City Living: Downtown Los Angeles

The City of Angels

Los Angeles. is a melting pot on a grand scale.
In fact, all of Southern California is ethnically and culturally diverse;
the people who live here come from everywhere. SoCal residents come from 180
countries and speak 140 languages. If you move to Los Angeles, your neighbors might
be from half-way around the world or the next state over.
You can't walk five feet through DTLA without seeing a notable site or landmark.
The Bradbury Building alone was built in 1893, and many of the buildings you'll
see stretching up above you are a solid 100 years old. Between Angel's Flight,
Grand Central Market, Bunker Hill, and everything else you can see, this is one of
those places that feels instantly familiar -- you've seen everything here in a movie at least 10 times.
Downtown Los Angeles is arguably the neighborhood experiencing the most significant renaissance.
After a period of stagnation and decreasing population following WWII, Downtown's "Skid Row" neighborhood
became synonymous with urban decline. Thanks in large part to legislation passed in 1999, residential
development saw an upswing and an area formerly dominated by empty spaces and warehouses regained

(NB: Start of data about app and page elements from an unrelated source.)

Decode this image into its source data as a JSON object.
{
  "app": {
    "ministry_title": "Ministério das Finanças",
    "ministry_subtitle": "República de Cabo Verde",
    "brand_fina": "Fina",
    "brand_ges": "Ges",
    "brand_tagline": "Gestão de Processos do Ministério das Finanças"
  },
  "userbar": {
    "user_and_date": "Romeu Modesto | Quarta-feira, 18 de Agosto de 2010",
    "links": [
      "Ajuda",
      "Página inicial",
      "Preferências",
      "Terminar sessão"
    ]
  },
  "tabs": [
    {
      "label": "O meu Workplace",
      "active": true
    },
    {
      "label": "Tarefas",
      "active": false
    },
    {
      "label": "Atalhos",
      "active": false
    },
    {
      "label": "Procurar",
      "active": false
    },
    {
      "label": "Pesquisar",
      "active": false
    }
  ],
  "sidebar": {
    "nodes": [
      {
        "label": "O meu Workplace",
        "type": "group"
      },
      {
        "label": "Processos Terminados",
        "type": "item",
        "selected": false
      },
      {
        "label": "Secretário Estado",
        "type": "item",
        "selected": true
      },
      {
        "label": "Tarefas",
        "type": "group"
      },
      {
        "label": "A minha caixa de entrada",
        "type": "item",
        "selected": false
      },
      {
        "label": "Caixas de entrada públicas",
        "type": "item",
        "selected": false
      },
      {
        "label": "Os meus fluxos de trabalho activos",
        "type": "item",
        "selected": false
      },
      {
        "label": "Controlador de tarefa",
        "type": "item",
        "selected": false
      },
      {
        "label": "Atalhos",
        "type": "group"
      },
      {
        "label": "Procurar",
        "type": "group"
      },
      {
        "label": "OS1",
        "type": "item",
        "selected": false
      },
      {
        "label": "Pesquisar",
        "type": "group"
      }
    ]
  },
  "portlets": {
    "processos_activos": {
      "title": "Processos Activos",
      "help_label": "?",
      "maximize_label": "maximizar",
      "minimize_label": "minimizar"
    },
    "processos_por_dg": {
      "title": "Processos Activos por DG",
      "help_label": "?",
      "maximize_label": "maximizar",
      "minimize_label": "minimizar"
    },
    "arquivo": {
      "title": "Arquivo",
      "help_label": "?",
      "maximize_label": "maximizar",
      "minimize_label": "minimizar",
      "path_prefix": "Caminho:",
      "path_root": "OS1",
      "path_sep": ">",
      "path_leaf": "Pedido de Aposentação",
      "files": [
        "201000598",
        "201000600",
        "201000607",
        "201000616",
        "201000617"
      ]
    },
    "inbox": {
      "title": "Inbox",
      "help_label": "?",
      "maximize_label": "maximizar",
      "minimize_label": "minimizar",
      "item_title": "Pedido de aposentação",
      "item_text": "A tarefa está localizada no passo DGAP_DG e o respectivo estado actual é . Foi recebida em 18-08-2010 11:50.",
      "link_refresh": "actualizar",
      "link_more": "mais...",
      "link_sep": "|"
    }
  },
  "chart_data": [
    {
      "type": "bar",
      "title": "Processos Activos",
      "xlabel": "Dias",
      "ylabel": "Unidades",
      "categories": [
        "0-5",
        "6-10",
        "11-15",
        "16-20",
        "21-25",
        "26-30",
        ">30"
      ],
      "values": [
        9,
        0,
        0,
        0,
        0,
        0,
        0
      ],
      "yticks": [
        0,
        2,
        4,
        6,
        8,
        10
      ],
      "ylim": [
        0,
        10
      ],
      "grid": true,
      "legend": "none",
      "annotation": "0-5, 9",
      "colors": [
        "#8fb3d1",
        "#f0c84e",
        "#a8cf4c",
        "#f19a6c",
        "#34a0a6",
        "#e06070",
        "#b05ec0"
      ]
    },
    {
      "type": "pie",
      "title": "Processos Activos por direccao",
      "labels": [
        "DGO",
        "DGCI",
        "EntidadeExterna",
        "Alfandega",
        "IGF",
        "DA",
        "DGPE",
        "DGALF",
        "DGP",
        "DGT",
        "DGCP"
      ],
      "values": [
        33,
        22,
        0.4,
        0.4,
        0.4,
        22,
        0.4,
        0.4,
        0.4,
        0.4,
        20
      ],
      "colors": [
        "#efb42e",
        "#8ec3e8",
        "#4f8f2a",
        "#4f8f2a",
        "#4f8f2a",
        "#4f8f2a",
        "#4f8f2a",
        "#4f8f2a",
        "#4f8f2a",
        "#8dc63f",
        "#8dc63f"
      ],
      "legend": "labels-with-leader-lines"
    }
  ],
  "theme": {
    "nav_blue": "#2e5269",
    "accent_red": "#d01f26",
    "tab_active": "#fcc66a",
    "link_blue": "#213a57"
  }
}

enough population to draw restaurants and retail businesses back into the fold.
That trend continues to this day, despite rising prices. On global pandemic-free days,
everywhere you look, people are walking; commuting, hopping in and out of the Metro station,
grabbing a happy hour beer, or walking their dog. Downtown LA has received nearly the same reaction
from every East Coaster that's visited: "... are we still in LA?"